== TASK BRIEF ==
The required output is all lines below that contain the word "Date".

== MATERIAL FOR THE TASK ==
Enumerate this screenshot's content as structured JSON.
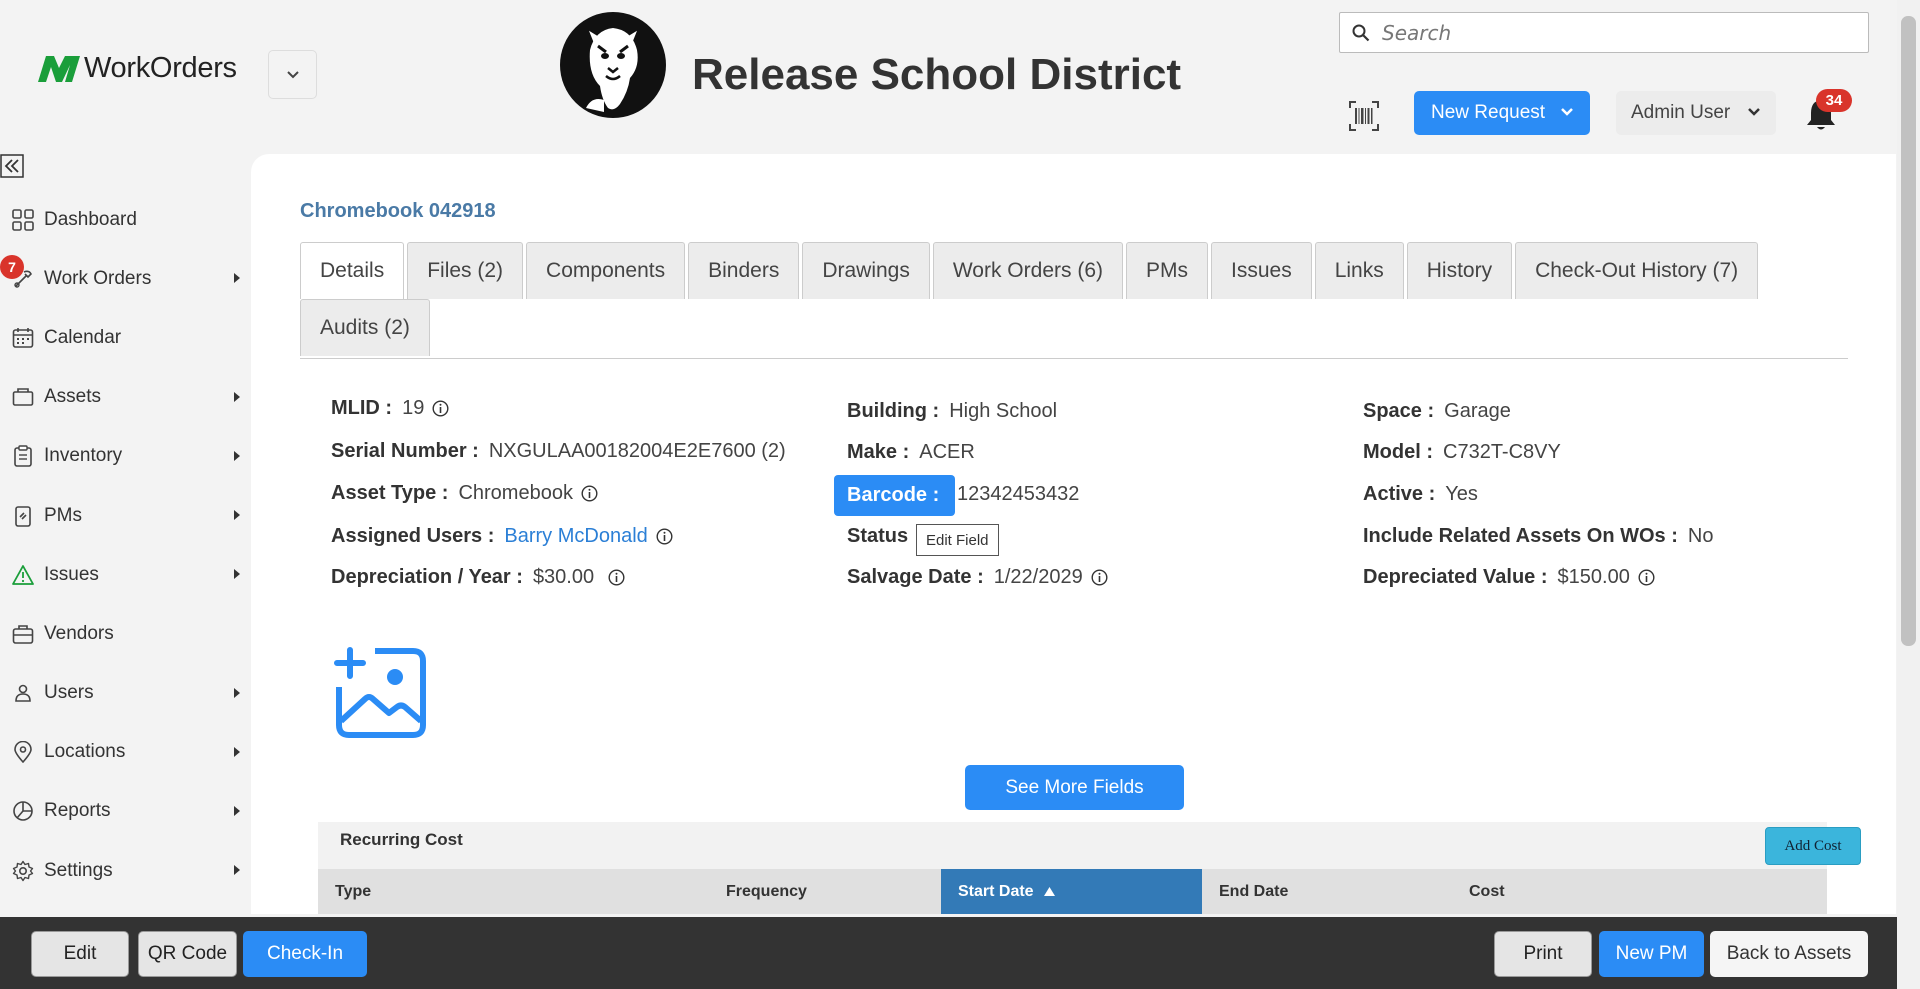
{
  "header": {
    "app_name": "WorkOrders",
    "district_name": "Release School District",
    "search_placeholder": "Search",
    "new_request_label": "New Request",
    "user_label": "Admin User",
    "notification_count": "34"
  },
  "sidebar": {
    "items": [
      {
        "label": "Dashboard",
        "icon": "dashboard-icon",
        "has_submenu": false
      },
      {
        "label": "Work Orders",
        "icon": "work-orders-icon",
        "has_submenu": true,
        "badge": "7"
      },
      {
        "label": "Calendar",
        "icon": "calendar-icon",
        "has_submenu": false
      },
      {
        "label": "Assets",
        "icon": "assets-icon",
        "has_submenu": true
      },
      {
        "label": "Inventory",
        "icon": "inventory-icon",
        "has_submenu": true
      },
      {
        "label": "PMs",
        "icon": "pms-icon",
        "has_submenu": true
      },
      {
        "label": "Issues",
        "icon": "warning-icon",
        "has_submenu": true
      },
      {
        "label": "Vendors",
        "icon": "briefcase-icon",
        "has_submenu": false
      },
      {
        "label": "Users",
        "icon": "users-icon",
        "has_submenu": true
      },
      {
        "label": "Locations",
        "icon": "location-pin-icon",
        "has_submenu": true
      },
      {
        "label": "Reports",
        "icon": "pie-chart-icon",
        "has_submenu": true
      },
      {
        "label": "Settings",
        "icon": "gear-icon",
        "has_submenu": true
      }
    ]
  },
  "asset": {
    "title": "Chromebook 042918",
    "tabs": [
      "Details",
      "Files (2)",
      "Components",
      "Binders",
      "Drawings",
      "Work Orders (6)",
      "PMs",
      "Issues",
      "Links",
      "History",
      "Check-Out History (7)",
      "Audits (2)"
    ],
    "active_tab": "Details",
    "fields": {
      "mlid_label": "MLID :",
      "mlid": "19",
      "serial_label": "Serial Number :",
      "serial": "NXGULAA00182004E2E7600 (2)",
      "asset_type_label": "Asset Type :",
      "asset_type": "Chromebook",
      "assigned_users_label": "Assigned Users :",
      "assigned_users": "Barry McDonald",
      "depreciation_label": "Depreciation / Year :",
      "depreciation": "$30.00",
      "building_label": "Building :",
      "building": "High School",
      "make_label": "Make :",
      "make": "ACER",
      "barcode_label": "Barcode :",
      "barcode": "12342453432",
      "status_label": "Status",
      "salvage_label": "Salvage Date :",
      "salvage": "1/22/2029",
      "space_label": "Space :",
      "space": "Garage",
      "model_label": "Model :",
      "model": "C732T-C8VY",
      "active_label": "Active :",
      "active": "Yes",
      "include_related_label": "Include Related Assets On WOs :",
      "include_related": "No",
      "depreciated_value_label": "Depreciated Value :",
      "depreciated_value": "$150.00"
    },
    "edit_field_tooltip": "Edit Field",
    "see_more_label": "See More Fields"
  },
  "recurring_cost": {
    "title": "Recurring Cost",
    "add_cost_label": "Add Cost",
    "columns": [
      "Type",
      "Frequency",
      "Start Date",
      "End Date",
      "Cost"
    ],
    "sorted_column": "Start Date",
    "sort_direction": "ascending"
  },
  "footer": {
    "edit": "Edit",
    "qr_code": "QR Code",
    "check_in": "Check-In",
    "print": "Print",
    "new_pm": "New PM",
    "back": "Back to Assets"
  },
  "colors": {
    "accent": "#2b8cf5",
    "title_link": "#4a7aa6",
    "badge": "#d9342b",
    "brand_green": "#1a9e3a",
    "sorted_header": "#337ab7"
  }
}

== YOUR SOLUTION ==
      "salvage_label": "Salvage Date :",
      "Start Date",
      "End Date",
    "sorted_column": "Start Date",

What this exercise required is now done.